Tuesday, December 30, 2008

Server Error in '/' Application ... A potentially dangerous Request.Form value was detected ...


When entering a value with angled brackets into a text box on a .NET application the following error is generated in the browser:

Server Error in '/' Application.

A potentially dangerous Request.Form value was detected from the client (TextBoxN="...")


The .NET framework is throwing up an error because it detected something in the entered text which looks like an HTML statement. The text doesn't need to contain valid HTML, just anything with opening and closing angled brackets ("<...>").

The reason behind the error is as a security precaution. Developers need to be aware that users might try to inject HTML (or even a script) into a text box which may affect how the form is rendered.
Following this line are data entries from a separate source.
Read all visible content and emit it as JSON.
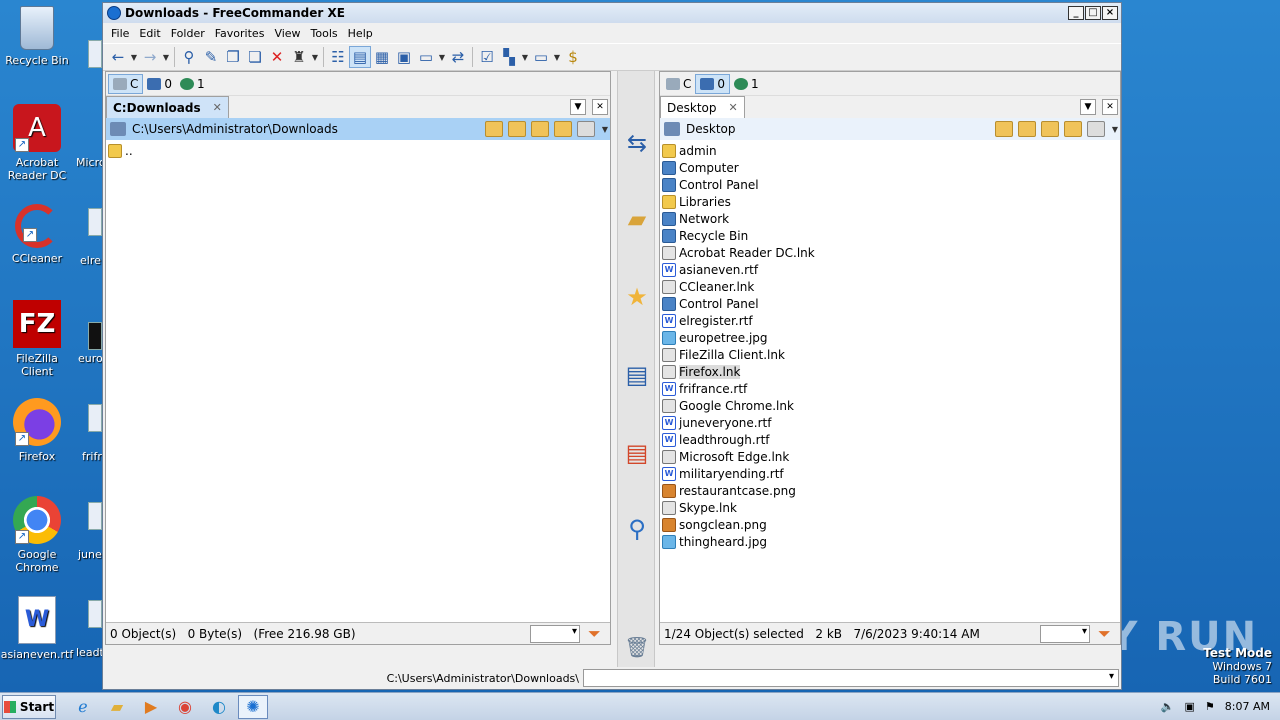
{
  "desktop": {
    "icons": [
      {
        "label": "Recycle Bin",
        "icon": "recycle-bin-icon"
      },
      {
        "label": "Acrobat Reader DC",
        "icon": "acrobat-icon"
      },
      {
        "label": "CCleaner",
        "icon": "ccleaner-icon"
      },
      {
        "label": "FileZilla Client",
        "icon": "filezilla-icon"
      },
      {
        "label": "Firefox",
        "icon": "firefox-icon"
      },
      {
        "label": "Google Chrome",
        "icon": "chrome-icon"
      },
      {
        "label": "asianeven.rtf",
        "icon": "word-doc-icon"
      }
    ],
    "peek_labels": [
      "Micro",
      "elre",
      "euro",
      "frifr",
      "june",
      "leadt"
    ],
    "watermark": {
      "line1": "Test Mode",
      "line2": "Windows 7",
      "line3": "Build 7601"
    },
    "anyrun": "ANY RUN"
  },
  "window": {
    "title": "Downloads - FreeCommander XE",
    "menu": [
      "File",
      "Edit",
      "Folder",
      "Favorites",
      "View",
      "Tools",
      "Help"
    ]
  },
  "left_panel": {
    "drives": [
      {
        "label": "C"
      },
      {
        "label": "0"
      },
      {
        "label": "1"
      }
    ],
    "tab": "C:Downloads",
    "path": "C:\\Users\\Administrator\\Downloads",
    "files": [
      {
        "name": ".."
      }
    ],
    "status": "0 Object(s)   0 Byte(s)   (Free 216.98 GB)"
  },
  "right_panel": {
    "drives": [
      {
        "label": "C"
      },
      {
        "label": "0"
      },
      {
        "label": "1"
      }
    ],
    "tab": "Desktop",
    "path": "Desktop",
    "files": [
      {
        "name": "admin",
        "type": "folder"
      },
      {
        "name": "Computer",
        "type": "sys"
      },
      {
        "name": "Control Panel",
        "type": "sys"
      },
      {
        "name": "Libraries",
        "type": "folder"
      },
      {
        "name": "Network",
        "type": "sys"
      },
      {
        "name": "Recycle Bin",
        "type": "sys"
      },
      {
        "name": "Acrobat Reader DC.lnk",
        "type": "lnk"
      },
      {
        "name": "asianeven.rtf",
        "type": "rtf"
      },
      {
        "name": "CCleaner.lnk",
        "type": "lnk"
      },
      {
        "name": "Control Panel",
        "type": "sys"
      },
      {
        "name": "elregister.rtf",
        "type": "rtf"
      },
      {
        "name": "europetree.jpg",
        "type": "img"
      },
      {
        "name": "FileZilla Client.lnk",
        "type": "lnk"
      },
      {
        "name": "Firefox.lnk",
        "type": "lnk"
      },
      {
        "name": "frifrance.rtf",
        "type": "rtf"
      },
      {
        "name": "Google Chrome.lnk",
        "type": "lnk"
      },
      {
        "name": "juneveryone.rtf",
        "type": "rtf"
      },
      {
        "name": "leadthrough.rtf",
        "type": "rtf"
      },
      {
        "name": "Microsoft Edge.lnk",
        "type": "lnk"
      },
      {
        "name": "militaryending.rtf",
        "type": "rtf"
      },
      {
        "name": "restaurantcase.png",
        "type": "png"
      },
      {
        "name": "Skype.lnk",
        "type": "lnk"
      },
      {
        "name": "songclean.png",
        "type": "png"
      },
      {
        "name": "thingheard.jpg",
        "type": "img"
      }
    ],
    "highlighted": "Firefox.lnk",
    "status": "1/24 Object(s) selected   2 kB   7/6/2023 9:40:14 AM"
  },
  "command_line": {
    "path": "C:\\Users\\Administrator\\Downloads\\"
  },
  "taskbar": {
    "start": "Start",
    "clock": "8:07 AM"
  },
  "colors": {
    "active_path": "#a9d1f5",
    "active_tab": "#cfe3f8",
    "desktop": "#1e73be"
  }
}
For further details see www.asp.net/learn/whitepapers/request-validation/.

This checking was not performed in the .NET 1.0 framework and was introduced with the .NET 1.1 framework.
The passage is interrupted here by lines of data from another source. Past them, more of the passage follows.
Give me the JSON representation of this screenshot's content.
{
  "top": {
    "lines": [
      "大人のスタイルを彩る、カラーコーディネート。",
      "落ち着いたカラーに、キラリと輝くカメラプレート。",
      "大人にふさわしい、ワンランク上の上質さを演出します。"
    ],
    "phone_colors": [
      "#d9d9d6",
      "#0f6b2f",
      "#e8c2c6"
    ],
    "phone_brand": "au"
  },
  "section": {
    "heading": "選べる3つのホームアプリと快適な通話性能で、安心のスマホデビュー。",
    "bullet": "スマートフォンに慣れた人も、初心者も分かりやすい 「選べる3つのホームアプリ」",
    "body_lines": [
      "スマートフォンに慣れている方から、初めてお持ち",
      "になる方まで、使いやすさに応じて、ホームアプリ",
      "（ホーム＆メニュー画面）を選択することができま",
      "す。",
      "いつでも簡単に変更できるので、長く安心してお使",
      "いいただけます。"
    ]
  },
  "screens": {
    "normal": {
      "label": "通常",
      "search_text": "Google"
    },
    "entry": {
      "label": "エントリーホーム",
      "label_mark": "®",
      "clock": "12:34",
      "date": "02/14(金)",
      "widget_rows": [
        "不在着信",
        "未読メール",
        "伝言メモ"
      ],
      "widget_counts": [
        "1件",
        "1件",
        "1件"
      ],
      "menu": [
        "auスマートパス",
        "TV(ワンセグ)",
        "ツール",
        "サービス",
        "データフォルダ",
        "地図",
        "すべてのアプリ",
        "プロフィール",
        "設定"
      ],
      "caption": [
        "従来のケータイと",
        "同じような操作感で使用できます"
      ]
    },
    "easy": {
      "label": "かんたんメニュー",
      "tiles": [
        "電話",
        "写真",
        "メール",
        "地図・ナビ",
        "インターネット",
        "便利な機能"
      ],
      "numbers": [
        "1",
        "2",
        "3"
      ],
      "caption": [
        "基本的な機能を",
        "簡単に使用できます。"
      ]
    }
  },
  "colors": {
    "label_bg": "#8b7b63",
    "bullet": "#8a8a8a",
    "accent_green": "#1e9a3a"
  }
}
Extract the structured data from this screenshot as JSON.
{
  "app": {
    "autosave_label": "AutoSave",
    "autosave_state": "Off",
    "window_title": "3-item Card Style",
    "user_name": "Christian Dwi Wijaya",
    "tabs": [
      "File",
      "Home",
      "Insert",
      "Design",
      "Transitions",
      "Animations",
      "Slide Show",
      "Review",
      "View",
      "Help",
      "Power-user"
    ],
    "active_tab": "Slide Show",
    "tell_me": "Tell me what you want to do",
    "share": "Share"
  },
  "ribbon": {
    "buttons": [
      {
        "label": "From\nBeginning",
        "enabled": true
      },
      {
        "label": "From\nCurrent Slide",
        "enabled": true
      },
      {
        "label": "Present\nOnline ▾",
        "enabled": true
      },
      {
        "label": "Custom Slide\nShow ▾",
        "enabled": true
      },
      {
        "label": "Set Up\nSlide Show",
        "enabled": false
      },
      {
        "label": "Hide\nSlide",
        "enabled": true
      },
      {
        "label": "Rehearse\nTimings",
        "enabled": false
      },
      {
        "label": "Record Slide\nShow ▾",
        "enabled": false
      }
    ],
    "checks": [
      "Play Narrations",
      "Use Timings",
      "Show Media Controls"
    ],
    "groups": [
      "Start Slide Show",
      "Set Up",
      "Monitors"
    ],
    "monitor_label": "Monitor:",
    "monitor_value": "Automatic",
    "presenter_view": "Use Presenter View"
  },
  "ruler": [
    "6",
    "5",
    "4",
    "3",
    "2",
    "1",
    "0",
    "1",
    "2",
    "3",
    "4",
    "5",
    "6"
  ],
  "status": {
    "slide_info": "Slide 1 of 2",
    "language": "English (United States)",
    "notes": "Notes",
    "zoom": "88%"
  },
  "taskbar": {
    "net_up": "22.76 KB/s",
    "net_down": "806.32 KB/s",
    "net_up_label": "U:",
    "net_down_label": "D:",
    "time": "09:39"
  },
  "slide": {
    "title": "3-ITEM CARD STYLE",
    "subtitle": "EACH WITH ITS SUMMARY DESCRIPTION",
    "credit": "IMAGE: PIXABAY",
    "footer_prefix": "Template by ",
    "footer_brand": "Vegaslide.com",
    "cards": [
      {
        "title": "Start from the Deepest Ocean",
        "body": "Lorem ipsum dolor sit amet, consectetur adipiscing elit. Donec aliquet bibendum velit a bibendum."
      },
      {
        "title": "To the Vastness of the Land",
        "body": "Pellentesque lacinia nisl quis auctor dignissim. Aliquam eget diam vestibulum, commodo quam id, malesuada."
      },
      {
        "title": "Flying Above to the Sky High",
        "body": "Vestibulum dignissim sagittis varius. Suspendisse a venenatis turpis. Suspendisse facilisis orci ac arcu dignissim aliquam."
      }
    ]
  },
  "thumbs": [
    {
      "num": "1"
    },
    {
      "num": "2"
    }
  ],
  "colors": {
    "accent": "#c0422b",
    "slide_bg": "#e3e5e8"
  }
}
The remedy is in two parts and you MUST action both:

  1. To disable request validation on a page add the following directive to the existing "page" directive in the file - you will need to switch to the HTML view for this:


    for example if you already have:

    <%@ Page Language="vb" AutoEventWireup="false" Codebehind="MyForm.aspx.vb" Inherits="Proj.MyForm"%>

    then this should become:

    <%@ Page Language="vb" AutoEventWireup="false" Codebehind="MyForm.aspx.vb" Inherits="Proj.MyForm" ValidateRequest="false"%>

    Alternately, you can globally turn request validation off (but in which case be sure to implement item two below). To globally turn request validation off add the following to your web.config file:

    this should go within the section. This will turn off request validation for every page in your application.


    With request validation turned off, users will be able to enter html into text boxes on the page. For example entering:


    will be rendered by the browser (when the form is updated and the contents redisplayed) as JavaScript and a message box will appear with the message "Oops!". This is generally considered to be undesirable!

  2. Unless you actually need users to be able to enter HTML you must convert the string to its html encoding equivalent - basically this means that certain characters (like "<") are converted to codes (so "<" is converted to "<"). To perform this conversion use HttpUtility.HtmlEncode, for example:

    MyLabel.Text := HttpUtility.HtmlEncode(MyTextBox.Text);

    You only need to consider this for any text that will be rendered in the browser.

These notes are believed to be correct for .NET 1.1 and .NET 2, and may apply to other versions as well.

From: http://www.cryer.co.uk/brian/mswinswdev/ms_vbnet_server_error_potentially_dangerous.htm

Friday, December 19, 2008

Debugging client JavaScript in VS 2005

Client Java Script is one of the most important things in web development but not the best and easiest to develop. Building of bigger and more complicated scripts, especially using DOM model or form field values can cause a lot of frustration and head pain. Moreover, JavaScript debugging is not easy and obvious as should be. But there is a hope.

One of less known features of Visual Studio 2005 is Script Explorer, hidden in Debug menu where appears only when the debugger is running. This great tool allows easily debug JavaScripts.

Before start, we should ensure that client script debugging is not disabled in IE as it is by default. Suitable options are located on Advanced tab of Internet Options where both script debugging checkboxes should be unchecked.

We can come back to Script Explorer. As it was written before, it appears only while the debugger is working. So after starting project we can go do Debug->Windows where should be Script Explorer. Sometimes, don’t know why, it doesn’t so in this case we have to find it manually. Staying in debug mode right click on tool bar and go into Customize. Then select Debug in Categories on the left side of window and find Script Explorer on the right. Just drag it to Debugging toolbar.

After opening Script Explorer panel we will se the tree of active JavaScripts. At the first level are scripts that are imported from external sources or embedded in the page. There are also auto-generated scripts like postback scripts as well. By double-clicking on the selected script it will open in the main window.

At this moment, we can debug it in well known way using breakpoints, steps, Watch and QuickWatch, just like in the server side, including context variable browsing.

Breakpoints can also be set up in external *.js files before project will be loaded. Then, after loading project, the breakpoint will be activated by debugger. Note, that it is only possible to *.js files not for scripts embedded in pages. These scripts are available for debugging only after loading page.

Taken from: